PROBLEM DESCRIPTION
Your answer should consist only of the line with "Give me the" and the lines after it, reproduced exactly through the end of the entries below.

[INFORMATION SUPPLIED Boundary: Start]

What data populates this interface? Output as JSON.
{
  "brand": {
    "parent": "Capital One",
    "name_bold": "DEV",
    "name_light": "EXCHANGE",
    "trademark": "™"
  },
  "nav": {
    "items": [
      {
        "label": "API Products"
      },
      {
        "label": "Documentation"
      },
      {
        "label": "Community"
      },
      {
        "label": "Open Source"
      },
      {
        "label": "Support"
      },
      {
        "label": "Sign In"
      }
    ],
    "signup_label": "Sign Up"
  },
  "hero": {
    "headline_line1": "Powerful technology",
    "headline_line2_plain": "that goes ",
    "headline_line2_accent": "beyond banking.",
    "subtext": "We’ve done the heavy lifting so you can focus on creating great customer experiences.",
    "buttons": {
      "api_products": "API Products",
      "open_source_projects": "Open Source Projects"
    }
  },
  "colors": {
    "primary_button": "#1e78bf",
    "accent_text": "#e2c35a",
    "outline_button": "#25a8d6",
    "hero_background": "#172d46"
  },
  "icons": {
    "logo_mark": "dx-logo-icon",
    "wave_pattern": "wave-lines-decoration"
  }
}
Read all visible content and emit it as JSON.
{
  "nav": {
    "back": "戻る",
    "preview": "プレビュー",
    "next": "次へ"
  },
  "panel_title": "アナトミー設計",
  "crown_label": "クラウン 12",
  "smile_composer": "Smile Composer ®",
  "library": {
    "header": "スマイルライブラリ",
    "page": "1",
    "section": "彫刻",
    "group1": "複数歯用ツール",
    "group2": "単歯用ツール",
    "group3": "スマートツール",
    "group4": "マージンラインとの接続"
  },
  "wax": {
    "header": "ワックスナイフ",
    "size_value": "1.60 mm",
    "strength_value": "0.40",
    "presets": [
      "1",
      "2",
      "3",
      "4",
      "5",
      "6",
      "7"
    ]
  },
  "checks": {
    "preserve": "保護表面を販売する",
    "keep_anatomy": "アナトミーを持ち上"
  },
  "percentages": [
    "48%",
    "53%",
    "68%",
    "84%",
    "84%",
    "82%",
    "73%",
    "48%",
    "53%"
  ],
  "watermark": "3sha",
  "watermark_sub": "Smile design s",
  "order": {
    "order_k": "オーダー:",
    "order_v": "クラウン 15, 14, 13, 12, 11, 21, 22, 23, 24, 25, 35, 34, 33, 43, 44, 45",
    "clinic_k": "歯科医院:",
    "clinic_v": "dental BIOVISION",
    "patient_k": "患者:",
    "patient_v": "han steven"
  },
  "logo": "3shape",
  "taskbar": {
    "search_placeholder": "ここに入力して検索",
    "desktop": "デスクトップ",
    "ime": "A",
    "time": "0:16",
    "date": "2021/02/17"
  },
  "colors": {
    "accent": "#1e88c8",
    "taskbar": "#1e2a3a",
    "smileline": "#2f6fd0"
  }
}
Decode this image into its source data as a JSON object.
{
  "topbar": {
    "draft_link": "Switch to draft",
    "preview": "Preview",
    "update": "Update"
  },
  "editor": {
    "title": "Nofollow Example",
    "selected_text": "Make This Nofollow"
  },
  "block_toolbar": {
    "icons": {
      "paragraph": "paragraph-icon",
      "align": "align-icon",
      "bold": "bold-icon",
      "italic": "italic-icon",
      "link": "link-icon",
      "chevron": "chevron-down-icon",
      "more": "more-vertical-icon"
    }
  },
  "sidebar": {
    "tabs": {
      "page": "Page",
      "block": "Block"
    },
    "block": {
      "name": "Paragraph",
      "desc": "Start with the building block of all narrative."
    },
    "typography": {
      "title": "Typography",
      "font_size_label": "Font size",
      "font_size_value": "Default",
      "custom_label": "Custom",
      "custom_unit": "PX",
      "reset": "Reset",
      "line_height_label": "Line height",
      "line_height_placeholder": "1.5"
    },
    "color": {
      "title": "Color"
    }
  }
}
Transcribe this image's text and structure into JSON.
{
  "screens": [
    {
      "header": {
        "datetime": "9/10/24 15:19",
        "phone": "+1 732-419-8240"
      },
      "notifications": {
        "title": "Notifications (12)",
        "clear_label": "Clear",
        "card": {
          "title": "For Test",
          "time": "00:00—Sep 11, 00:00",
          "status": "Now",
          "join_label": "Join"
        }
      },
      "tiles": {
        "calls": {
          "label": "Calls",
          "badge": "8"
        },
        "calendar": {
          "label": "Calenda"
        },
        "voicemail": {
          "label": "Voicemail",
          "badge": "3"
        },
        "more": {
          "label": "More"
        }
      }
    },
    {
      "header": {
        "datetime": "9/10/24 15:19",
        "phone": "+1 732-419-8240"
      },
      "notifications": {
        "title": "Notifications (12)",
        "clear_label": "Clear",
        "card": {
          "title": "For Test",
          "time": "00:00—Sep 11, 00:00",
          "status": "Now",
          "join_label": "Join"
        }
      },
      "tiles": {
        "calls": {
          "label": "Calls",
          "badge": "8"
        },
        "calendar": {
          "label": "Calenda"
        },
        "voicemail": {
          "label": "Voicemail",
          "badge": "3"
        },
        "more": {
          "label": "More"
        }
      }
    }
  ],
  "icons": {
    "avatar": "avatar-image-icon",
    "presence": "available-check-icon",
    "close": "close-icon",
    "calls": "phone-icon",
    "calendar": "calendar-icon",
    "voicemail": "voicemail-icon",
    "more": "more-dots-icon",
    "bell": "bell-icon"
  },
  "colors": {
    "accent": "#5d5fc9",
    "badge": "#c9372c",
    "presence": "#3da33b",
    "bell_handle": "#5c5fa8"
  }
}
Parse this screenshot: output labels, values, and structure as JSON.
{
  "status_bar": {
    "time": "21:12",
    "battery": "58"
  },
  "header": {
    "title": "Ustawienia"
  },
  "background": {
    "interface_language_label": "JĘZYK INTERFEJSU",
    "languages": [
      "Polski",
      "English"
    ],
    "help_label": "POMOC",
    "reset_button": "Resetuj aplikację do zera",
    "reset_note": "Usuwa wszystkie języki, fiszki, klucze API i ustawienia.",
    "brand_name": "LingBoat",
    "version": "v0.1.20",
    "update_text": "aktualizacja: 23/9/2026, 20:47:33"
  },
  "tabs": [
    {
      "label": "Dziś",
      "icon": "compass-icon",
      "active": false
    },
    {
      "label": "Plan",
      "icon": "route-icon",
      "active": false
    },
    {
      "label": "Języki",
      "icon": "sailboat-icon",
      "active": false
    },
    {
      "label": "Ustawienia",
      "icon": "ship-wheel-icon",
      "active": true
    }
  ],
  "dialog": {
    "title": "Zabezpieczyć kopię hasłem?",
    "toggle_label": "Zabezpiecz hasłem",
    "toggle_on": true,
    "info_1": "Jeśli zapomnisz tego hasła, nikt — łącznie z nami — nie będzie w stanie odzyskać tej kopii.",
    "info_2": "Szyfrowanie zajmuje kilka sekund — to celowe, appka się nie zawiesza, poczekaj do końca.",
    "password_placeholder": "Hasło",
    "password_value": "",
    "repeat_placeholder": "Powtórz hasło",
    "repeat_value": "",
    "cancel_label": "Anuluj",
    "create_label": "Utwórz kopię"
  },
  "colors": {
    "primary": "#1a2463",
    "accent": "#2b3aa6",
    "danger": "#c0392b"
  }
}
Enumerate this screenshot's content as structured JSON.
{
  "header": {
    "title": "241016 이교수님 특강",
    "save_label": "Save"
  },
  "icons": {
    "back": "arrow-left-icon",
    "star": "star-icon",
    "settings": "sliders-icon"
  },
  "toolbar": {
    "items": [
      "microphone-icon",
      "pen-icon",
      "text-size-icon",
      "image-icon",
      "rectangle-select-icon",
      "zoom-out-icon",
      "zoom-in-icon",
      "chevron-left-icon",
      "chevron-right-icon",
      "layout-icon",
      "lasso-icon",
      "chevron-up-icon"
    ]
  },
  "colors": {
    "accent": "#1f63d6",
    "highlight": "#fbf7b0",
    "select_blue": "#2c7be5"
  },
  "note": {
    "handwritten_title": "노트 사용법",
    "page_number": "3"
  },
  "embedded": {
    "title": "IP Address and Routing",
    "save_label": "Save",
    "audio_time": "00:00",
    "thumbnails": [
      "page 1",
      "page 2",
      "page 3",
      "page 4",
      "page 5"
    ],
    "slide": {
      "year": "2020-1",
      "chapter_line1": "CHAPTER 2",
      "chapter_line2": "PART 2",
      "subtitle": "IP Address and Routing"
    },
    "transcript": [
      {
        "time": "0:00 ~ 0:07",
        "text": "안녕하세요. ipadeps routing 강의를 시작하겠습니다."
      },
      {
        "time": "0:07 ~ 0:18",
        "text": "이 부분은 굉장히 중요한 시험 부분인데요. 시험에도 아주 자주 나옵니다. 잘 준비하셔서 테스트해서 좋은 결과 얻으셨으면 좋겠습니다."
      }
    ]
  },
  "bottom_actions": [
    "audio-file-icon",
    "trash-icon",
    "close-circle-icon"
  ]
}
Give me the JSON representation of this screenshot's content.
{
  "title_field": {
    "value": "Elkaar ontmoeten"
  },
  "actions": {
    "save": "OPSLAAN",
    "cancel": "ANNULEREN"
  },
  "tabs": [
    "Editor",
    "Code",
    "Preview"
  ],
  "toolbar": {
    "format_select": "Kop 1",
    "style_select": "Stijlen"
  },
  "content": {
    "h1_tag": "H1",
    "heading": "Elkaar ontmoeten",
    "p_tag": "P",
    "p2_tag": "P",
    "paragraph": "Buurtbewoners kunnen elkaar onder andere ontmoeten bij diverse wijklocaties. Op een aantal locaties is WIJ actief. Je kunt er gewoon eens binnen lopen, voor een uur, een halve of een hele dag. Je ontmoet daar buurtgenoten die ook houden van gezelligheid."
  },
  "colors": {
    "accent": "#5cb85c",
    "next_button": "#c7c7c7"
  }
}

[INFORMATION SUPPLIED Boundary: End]

WRITTEN SOLUTION
Give me the JSON representation of this screenshot's content.
{
  "title_field": {
    "value": "Elkaar ontmoeten"
  },
  "actions": {
    "save": "OPSLAAN",
    "cancel": "ANNULEREN"
  },
  "tabs": [
    "Editor",
    "Code",
    "Preview"
  ],
  "toolbar": {
    "format_select": "Kop 1",
    "style_select": "Stijlen"
  },
  "content": {
    "h1_tag": "H1",
    "heading": "Elkaar ontmoeten",
    "p_tag": "P",
    "p2_tag": "P",
    "paragraph": "Buurtbewoners kunnen elkaar onder andere ontmoeten bij diverse wijklocaties. Op een aantal locaties is WIJ actief. Je kunt er gewoon eens binnen lopen, voor een uur, een halve of een hele dag. Je ontmoet daar buurtgenoten die ook houden van gezelligheid."
  },
  "colors": {
    "accent": "#5cb85c",
    "next_button": "#c7c7c7"
  }
}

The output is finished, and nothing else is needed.